• _ACTIVITY_
Using the lines below, work out the count of those that hold "screenshot". Give the number only.

(Extracted records)

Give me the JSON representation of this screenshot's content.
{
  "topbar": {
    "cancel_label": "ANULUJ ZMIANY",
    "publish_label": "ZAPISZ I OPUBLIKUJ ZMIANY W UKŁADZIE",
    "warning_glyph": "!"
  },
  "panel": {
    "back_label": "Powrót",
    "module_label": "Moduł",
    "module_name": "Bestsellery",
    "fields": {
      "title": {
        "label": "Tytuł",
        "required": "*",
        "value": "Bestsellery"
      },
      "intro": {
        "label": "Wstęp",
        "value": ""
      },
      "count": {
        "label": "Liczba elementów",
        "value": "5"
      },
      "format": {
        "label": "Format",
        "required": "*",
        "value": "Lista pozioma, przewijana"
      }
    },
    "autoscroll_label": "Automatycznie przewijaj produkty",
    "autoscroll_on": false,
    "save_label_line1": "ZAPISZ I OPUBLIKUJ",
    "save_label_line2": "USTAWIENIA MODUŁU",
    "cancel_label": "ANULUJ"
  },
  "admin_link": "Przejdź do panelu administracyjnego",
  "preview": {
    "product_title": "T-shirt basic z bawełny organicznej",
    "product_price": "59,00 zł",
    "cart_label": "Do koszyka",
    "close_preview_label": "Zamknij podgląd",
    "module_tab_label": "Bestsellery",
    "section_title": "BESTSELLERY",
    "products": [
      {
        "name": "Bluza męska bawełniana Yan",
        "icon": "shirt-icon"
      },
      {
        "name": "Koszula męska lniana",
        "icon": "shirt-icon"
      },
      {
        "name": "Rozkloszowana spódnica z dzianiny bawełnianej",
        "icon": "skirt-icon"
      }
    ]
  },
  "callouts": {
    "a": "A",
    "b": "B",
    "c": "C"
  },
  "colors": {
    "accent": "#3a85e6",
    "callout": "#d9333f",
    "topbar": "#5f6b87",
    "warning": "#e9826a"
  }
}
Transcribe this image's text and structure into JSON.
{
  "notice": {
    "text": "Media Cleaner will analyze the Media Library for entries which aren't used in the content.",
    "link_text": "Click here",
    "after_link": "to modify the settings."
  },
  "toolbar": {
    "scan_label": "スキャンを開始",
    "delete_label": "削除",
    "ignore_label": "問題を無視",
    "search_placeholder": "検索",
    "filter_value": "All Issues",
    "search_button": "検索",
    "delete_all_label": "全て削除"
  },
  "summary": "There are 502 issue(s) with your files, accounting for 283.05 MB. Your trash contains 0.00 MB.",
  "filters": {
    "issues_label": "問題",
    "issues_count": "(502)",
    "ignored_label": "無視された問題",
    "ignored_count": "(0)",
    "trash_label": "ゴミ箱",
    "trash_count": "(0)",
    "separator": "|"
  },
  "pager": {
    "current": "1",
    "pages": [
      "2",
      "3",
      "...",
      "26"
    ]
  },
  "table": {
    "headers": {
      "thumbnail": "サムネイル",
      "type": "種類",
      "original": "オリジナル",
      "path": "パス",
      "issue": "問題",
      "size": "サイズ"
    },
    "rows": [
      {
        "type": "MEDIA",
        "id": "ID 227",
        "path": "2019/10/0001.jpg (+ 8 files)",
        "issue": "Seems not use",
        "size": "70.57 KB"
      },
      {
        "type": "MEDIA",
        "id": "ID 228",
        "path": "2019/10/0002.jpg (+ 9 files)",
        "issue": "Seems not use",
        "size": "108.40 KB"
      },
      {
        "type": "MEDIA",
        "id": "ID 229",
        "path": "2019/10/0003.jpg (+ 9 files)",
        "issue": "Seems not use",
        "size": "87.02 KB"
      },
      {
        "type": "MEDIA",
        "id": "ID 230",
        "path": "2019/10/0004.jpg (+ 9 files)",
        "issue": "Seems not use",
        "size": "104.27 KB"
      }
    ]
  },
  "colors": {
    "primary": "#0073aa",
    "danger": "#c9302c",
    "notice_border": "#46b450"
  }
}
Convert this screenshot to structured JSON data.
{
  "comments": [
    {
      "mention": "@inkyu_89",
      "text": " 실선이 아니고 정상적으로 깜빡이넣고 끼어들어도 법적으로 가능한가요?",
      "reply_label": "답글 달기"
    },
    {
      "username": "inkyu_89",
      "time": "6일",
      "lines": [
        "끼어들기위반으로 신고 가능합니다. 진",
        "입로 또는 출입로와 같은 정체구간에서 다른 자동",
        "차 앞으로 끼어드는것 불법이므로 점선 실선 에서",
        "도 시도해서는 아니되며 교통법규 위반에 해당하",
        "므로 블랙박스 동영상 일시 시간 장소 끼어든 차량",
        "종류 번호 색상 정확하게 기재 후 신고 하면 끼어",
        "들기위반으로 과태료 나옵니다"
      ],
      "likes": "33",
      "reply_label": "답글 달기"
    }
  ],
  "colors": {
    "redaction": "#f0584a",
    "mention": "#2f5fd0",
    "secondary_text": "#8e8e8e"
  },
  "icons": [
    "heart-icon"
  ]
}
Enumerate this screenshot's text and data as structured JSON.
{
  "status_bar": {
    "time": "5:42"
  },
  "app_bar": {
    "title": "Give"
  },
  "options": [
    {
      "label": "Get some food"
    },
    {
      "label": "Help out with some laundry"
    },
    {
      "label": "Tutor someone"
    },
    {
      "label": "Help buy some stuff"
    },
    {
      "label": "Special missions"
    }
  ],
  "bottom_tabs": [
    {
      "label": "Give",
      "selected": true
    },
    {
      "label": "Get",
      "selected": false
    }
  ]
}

• _REPLY_
3